ABOUT THIS TASK
Would you go through the records below and copy each line with the string "protector"?

++++ DATA UNDER STUDY

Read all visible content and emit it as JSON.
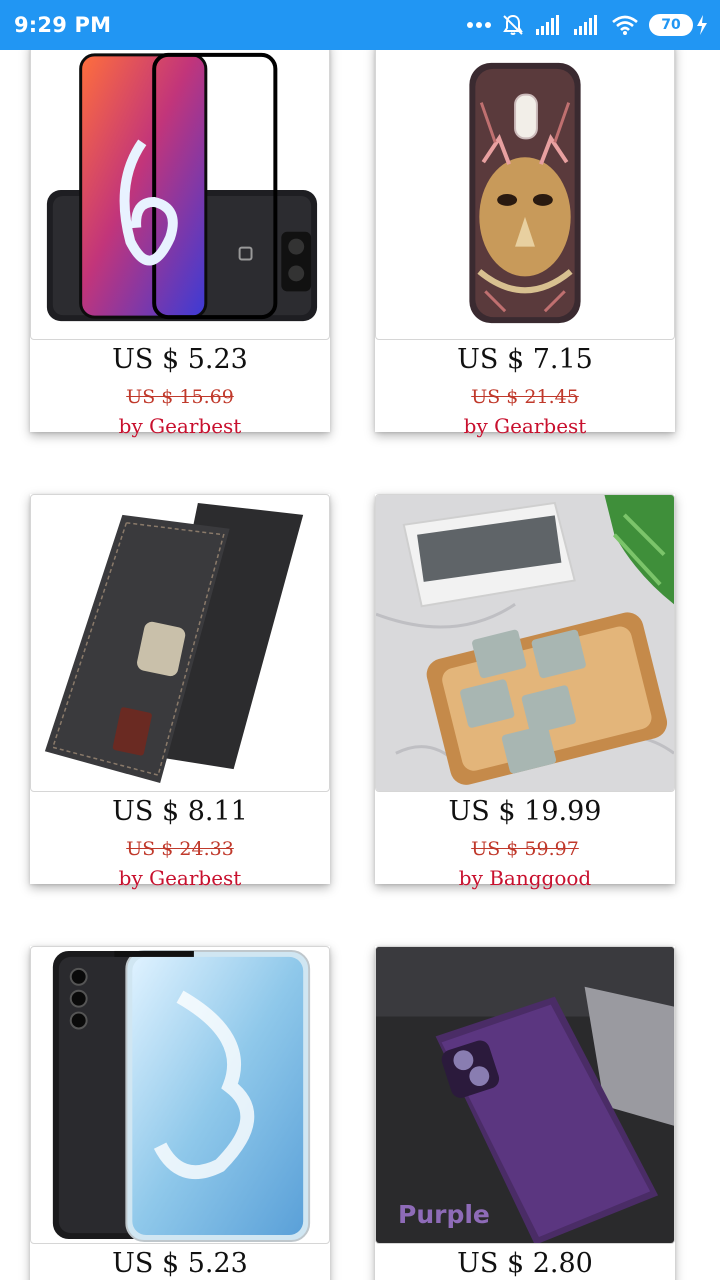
{
  "status_bar": {
    "time": "9:29 PM",
    "battery": "70",
    "icons": [
      "more-icon",
      "alarm-off-icon",
      "signal-icon",
      "signal-icon",
      "wifi-icon",
      "battery-icon",
      "charging-icon"
    ]
  },
  "products": [
    {
      "price": "US $ 5.23",
      "old_price": "US $ 15.69",
      "seller": "by Gearbest",
      "image": "screen-protector-phone"
    },
    {
      "price": "US $ 7.15",
      "old_price": "US $ 21.45",
      "seller": "by Gearbest",
      "image": "tiger-phone-case"
    },
    {
      "price": "US $ 8.11",
      "old_price": "US $ 24.33",
      "seller": "by Gearbest",
      "image": "flip-wallet-case"
    },
    {
      "price": "US $ 19.99",
      "old_price": "US $ 59.97",
      "seller": "by Banggood",
      "image": "cleaning-wipes"
    },
    {
      "price": "US $ 5.23",
      "old_price": "",
      "seller": "",
      "image": "huawei-phone-protector"
    },
    {
      "price": "US $ 2.80",
      "old_price": "",
      "seller": "",
      "image": "purple-phone-case",
      "caption": "Purple"
    }
  ],
  "colors": {
    "status_bar": "#2196f3",
    "seller_text": "#c8102e",
    "old_price_text": "#c0392b"
  }
}
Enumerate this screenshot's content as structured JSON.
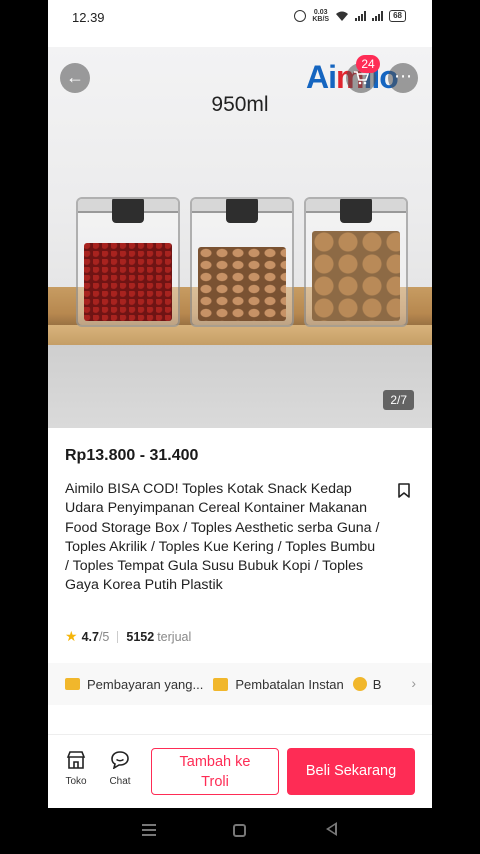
{
  "status_bar": {
    "time": "12.39",
    "net_speed_value": "0.03",
    "net_speed_unit": "KB/S",
    "battery": "68"
  },
  "hero": {
    "volume_label": "950ml",
    "page_indicator": "2/7",
    "cart_count": "24",
    "brand_left": "Ai",
    "brand_mid": "m",
    "brand_right": "ilo"
  },
  "product": {
    "price": "Rp13.800 - 31.400",
    "title": "Aimilo BISA COD! Toples Kotak Snack Kedap Udara Penyimpanan Cereal Kontainer Makanan Food Storage Box / Toples Aesthetic serba Guna / Toples Akrilik / Toples Kue Kering / Toples Bumbu / Toples Tempat Gula Susu Bubuk Kopi / Toples Gaya Korea Putih  Plastik",
    "rating": "4.7",
    "rating_max": "/5",
    "sold_count": "5152",
    "sold_label": "terjual"
  },
  "benefits": {
    "payment": "Pembayaran yang...",
    "cancel": "Pembatalan Instan",
    "third": "B"
  },
  "bottom_bar": {
    "toko_label": "Toko",
    "chat_label": "Chat",
    "add_to_cart_line1": "Tambah ke",
    "add_to_cart_line2": "Troli",
    "buy_now": "Beli Sekarang"
  },
  "colors": {
    "accent": "#fe2c55",
    "star": "#f5b50a",
    "benefit_icon": "#f1b72c"
  }
}
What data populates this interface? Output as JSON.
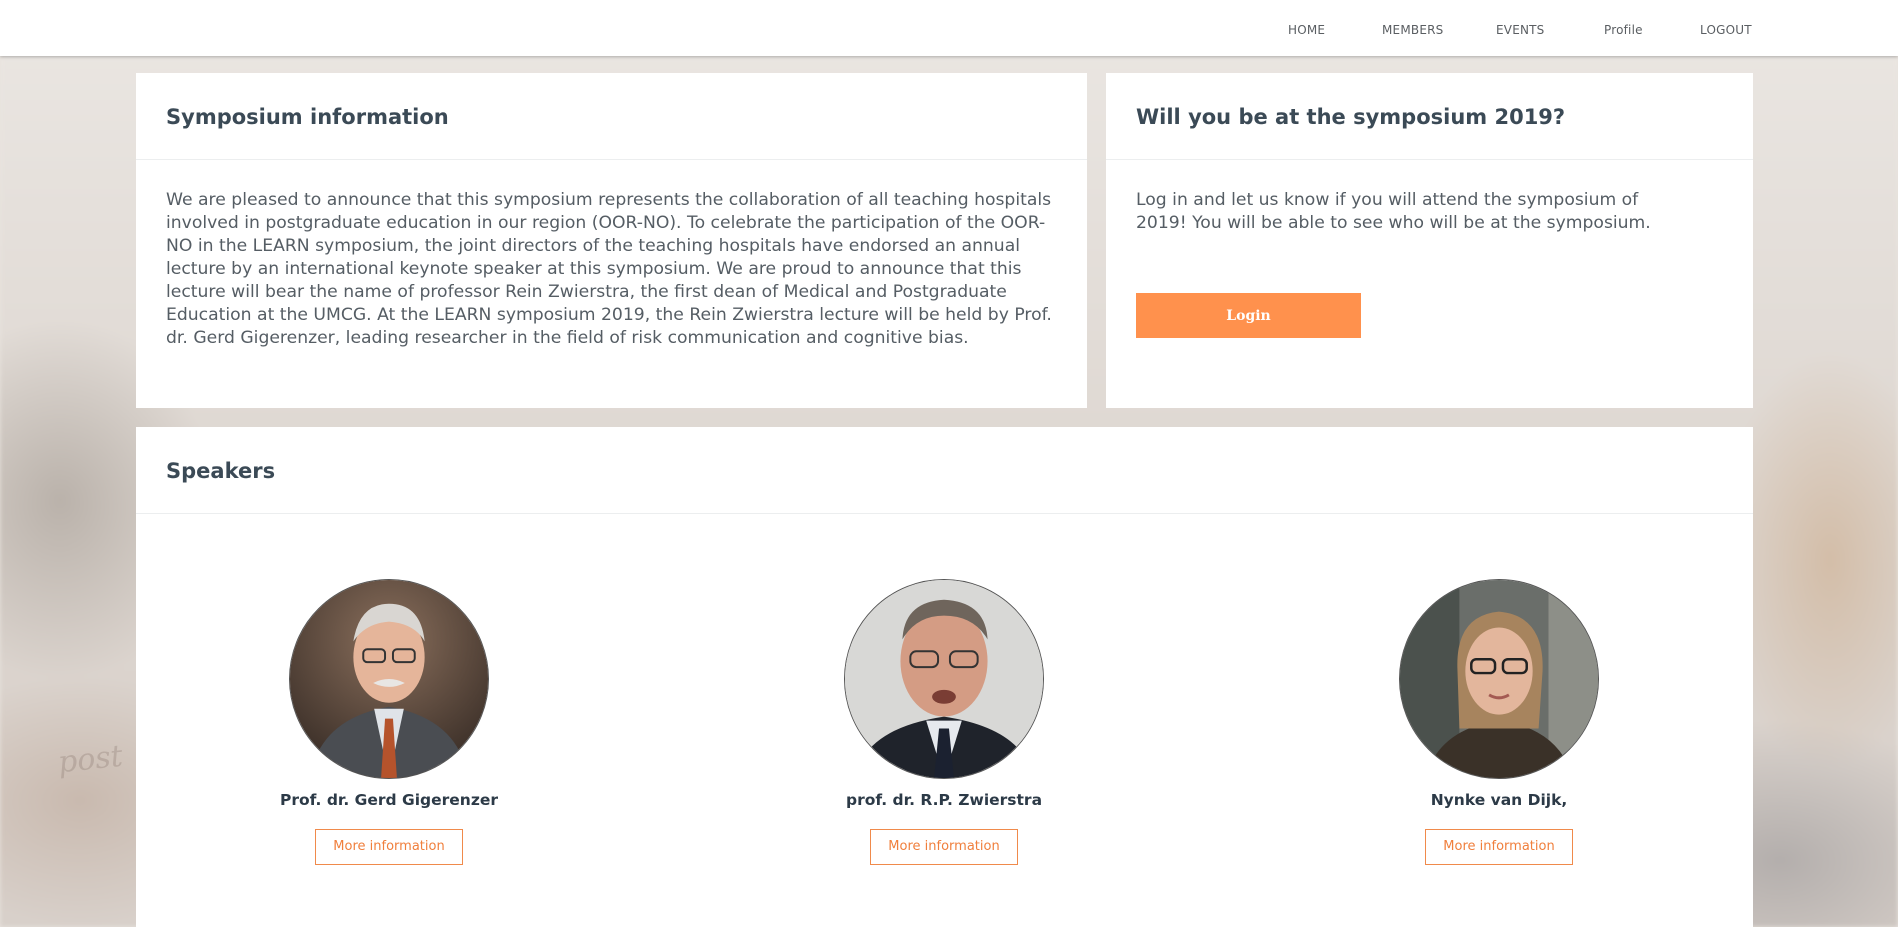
{
  "nav": {
    "home": "HOME",
    "members": "MEMBERS",
    "events": "EVENTS",
    "profile": "Profile",
    "logout": "LOGOUT"
  },
  "info": {
    "title": "Symposium information",
    "body": "We are pleased to announce that this symposium represents the collaboration of all teaching hospitals involved in postgraduate education in our region (OOR-NO). To celebrate the participation of the OOR- NO in the LEARN symposium, the joint directors of the teaching hospitals have endorsed an annual lecture by an international keynote speaker at this symposium. We are proud to announce that this lecture will bear the name of professor Rein Zwierstra, the first dean of Medical and Postgraduate Education at the UMCG. At the LEARN symposium 2019, the Rein Zwierstra lecture will be held by Prof. dr. Gerd Gigerenzer, leading researcher in the field of risk communication and cognitive bias."
  },
  "attend": {
    "title": "Will you be at the symposium 2019?",
    "body": "Log in and let us know if you will attend the symposium of 2019! You will be able to see who will be at the symposium.",
    "login_label": "Login"
  },
  "speakers": {
    "title": "Speakers",
    "more_label": "More information",
    "items": [
      {
        "name": "Prof. dr. Gerd Gigerenzer"
      },
      {
        "name": "prof. dr. R.P. Zwierstra"
      },
      {
        "name": "Nynke van Dijk,"
      }
    ]
  },
  "colors": {
    "accent": "#ff914d",
    "heading": "#3b4a56"
  }
}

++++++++

OUTPUT OF THE EXERCISE
      "image": "screen-protector-phone"
      "image": "huawei-phone-protector"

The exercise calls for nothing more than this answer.